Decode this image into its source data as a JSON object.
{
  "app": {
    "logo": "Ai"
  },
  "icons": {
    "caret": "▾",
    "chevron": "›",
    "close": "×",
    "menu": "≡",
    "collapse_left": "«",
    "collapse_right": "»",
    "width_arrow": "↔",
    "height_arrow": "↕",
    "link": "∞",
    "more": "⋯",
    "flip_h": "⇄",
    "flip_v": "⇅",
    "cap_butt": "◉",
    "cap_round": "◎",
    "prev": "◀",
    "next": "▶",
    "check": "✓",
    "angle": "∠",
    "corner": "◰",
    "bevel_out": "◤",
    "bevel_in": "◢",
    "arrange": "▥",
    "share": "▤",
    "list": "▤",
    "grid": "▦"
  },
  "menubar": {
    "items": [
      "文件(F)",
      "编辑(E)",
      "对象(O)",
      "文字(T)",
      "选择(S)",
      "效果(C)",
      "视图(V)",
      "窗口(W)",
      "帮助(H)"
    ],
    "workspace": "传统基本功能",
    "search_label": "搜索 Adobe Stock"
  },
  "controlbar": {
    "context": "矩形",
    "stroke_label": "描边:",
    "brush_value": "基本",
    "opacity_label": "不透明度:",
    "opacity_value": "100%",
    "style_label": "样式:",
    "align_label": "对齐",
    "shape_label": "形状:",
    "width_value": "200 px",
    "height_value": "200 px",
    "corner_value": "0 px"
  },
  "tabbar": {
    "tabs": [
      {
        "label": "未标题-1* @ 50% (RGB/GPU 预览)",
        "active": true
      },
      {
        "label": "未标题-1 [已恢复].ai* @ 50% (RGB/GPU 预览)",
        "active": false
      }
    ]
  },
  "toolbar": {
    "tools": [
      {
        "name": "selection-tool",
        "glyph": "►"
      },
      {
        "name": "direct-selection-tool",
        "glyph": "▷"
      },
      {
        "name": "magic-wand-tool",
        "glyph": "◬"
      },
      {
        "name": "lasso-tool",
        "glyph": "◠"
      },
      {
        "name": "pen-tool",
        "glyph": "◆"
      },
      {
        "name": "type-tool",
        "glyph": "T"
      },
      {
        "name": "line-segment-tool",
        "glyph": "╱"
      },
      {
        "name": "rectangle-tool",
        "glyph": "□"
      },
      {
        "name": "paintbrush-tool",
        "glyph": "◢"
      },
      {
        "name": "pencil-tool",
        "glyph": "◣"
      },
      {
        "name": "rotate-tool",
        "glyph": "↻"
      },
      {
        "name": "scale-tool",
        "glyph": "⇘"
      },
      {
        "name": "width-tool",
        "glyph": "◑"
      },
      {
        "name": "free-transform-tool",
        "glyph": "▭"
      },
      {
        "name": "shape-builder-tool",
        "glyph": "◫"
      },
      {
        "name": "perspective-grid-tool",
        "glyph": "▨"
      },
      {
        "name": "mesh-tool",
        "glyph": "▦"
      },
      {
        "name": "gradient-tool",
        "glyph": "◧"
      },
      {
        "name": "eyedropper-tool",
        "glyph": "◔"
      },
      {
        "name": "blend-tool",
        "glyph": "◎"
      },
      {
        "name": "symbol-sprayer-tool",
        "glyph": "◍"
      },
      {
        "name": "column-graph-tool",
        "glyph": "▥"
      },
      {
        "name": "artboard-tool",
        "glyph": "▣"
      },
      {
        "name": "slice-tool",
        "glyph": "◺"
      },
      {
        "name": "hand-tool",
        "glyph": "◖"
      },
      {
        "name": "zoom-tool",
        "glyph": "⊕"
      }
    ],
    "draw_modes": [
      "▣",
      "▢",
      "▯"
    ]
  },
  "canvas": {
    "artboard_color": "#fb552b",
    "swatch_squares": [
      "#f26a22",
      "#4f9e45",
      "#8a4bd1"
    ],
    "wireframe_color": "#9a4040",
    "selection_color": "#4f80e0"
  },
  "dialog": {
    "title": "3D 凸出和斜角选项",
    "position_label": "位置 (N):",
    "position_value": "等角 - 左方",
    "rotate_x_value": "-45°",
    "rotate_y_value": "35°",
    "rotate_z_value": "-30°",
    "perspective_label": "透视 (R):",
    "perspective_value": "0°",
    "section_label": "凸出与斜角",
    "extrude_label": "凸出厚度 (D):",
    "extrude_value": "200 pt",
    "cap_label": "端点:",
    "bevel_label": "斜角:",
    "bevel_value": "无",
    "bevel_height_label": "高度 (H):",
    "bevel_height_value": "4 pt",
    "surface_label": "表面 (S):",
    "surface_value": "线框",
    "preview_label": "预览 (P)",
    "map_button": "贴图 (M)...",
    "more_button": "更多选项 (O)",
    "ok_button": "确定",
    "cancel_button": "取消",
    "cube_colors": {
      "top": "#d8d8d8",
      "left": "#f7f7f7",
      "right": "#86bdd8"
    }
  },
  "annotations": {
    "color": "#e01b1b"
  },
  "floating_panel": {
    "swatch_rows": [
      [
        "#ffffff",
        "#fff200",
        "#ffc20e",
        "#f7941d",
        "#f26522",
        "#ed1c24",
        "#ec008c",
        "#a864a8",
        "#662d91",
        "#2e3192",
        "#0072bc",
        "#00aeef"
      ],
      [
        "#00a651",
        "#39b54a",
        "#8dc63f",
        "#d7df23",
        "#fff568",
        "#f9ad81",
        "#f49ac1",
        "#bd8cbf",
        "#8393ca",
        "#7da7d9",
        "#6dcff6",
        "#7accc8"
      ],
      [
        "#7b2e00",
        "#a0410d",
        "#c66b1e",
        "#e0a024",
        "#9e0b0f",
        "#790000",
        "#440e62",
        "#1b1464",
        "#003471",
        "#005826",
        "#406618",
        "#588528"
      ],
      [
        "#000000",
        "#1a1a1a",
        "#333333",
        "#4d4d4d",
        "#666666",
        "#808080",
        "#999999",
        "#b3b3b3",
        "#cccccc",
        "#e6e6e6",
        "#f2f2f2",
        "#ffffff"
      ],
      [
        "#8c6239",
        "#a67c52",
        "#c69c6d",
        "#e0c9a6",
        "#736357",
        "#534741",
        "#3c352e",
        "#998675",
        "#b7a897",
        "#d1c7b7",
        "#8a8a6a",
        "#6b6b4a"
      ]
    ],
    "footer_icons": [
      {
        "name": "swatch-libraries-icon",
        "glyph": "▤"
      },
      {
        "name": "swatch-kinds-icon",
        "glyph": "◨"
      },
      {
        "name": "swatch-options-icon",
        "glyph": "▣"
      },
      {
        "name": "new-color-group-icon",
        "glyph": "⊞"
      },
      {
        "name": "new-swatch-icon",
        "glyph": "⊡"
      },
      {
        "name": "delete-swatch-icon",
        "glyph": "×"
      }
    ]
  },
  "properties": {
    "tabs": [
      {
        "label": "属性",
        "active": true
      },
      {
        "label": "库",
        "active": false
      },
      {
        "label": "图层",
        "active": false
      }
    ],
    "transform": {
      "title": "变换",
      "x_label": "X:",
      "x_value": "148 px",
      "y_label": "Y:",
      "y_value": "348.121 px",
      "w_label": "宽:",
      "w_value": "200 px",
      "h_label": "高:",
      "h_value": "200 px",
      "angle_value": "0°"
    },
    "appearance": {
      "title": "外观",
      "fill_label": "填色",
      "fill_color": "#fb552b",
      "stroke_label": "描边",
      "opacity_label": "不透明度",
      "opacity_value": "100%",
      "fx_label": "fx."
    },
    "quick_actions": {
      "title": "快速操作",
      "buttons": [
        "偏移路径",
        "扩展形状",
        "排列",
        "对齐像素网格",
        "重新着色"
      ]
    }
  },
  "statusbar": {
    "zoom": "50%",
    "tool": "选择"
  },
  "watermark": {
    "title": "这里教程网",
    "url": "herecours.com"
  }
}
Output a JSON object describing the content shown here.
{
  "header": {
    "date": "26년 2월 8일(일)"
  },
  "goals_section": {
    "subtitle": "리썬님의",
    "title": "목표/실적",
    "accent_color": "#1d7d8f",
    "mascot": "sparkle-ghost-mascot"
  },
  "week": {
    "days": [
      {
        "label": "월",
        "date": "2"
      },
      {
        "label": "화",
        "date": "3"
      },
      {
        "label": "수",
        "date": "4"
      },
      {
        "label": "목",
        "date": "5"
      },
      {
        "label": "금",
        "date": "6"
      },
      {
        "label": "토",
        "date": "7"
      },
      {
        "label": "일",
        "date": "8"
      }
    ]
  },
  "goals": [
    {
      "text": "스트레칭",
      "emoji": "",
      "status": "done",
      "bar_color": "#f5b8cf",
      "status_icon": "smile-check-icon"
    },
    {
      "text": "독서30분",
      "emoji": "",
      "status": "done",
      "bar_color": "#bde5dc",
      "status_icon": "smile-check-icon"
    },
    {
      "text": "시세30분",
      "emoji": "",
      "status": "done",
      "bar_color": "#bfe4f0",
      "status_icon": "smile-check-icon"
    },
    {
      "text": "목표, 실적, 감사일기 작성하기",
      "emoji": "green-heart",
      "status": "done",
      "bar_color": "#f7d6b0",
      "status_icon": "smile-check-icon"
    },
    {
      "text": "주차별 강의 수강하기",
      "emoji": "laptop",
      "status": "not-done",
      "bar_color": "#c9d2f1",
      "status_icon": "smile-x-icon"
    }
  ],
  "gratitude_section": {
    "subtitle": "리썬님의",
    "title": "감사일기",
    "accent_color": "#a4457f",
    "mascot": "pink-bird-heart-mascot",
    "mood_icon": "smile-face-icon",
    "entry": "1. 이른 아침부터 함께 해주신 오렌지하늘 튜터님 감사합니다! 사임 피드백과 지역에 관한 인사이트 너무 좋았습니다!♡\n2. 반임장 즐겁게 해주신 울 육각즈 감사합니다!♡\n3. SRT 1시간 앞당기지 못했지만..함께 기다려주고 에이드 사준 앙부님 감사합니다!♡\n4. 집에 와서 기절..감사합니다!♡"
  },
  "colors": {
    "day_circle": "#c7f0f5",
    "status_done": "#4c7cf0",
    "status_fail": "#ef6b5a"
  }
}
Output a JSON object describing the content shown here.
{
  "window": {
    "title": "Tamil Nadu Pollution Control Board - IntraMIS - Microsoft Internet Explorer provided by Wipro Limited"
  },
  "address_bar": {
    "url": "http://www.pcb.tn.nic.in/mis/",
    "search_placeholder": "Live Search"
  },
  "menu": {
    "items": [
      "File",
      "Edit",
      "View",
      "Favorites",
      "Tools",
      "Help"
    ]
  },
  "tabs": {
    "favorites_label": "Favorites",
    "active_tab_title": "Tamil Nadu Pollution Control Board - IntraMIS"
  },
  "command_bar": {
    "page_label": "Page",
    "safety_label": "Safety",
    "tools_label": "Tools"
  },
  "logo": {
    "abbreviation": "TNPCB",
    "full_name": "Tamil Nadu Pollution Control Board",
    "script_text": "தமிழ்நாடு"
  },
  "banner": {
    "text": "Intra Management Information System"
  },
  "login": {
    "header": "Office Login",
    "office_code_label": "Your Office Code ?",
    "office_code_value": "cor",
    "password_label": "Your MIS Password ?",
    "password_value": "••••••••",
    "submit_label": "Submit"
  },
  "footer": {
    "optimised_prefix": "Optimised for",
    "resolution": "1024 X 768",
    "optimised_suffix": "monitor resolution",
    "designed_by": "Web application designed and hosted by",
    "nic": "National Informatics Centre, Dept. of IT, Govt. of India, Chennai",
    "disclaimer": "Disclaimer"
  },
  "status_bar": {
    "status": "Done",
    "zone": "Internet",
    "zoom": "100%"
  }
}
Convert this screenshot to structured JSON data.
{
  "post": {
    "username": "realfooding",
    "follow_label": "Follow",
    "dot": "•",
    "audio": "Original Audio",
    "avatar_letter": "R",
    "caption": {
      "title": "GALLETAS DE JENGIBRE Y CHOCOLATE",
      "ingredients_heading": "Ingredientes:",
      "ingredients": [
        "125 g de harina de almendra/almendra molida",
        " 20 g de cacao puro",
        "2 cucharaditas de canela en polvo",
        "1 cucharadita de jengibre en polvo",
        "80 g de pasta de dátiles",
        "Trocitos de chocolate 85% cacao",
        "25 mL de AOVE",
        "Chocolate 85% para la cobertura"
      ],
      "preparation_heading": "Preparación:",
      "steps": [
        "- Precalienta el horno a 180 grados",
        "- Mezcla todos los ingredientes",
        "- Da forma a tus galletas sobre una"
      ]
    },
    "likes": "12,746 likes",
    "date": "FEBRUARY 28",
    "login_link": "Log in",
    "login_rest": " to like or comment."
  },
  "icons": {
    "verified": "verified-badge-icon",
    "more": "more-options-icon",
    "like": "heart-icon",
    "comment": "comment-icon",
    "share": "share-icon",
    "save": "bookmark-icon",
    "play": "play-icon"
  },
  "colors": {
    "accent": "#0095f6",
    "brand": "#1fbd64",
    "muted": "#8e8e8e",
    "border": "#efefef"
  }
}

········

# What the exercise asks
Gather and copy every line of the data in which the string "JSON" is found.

# Output
Decode this image into its source data as a JSON object.
Output a JSON object describing the content shown here.
Output a JSON object describing the content shown here.
Convert this screenshot to structured JSON data.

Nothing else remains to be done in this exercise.